About this exercise >>
Check each line of the data for the string "days". Report how many have it, and give nothing else.

--- START ---

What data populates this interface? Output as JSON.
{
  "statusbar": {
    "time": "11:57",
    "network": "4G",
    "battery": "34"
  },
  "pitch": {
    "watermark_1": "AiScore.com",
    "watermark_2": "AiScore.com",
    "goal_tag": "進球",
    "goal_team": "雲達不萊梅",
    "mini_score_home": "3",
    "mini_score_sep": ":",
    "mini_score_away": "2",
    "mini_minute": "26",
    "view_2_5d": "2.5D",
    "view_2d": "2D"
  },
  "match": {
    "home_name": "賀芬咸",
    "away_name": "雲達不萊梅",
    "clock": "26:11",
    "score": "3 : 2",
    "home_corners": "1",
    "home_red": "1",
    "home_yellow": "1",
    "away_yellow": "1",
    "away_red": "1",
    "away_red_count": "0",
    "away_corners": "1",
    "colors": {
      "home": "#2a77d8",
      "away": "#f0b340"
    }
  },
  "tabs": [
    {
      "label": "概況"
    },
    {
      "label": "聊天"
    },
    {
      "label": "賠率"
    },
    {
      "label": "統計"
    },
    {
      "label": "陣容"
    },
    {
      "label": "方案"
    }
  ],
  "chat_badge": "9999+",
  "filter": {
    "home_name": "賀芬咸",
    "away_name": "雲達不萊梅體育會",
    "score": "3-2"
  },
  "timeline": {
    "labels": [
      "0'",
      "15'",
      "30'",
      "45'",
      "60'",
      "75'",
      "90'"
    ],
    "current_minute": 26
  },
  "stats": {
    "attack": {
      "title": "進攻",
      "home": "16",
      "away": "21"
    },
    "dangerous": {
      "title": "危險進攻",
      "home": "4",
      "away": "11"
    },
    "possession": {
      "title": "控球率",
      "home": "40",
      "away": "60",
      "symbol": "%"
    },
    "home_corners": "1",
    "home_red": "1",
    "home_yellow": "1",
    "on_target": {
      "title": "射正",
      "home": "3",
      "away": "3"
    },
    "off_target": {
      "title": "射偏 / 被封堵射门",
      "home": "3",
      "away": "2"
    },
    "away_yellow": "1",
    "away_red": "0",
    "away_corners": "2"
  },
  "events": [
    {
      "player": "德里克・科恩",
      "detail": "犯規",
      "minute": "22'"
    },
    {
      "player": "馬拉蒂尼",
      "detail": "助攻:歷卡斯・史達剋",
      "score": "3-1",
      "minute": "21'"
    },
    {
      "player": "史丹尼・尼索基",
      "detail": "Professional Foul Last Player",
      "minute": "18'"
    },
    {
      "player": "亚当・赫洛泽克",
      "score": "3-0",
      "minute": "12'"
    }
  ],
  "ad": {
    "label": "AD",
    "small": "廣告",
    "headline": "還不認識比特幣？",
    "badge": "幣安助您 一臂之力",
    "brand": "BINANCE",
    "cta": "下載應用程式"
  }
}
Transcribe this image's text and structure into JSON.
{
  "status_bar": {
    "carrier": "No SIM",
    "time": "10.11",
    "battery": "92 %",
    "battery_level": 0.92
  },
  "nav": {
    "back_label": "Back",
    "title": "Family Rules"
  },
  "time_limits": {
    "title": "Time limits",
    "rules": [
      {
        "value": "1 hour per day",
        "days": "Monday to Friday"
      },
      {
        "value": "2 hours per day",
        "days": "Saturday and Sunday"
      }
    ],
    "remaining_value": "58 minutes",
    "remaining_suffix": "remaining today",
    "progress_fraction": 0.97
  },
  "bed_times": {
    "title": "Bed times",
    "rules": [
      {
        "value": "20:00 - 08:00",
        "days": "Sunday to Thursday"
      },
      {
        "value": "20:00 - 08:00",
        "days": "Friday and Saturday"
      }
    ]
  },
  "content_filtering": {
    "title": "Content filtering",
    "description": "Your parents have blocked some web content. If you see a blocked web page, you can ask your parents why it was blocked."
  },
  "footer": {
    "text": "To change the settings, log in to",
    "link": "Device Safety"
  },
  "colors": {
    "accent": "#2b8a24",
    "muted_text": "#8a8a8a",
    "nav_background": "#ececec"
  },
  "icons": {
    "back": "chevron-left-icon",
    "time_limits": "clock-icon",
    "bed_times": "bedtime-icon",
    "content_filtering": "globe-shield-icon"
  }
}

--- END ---

Written solution >>
4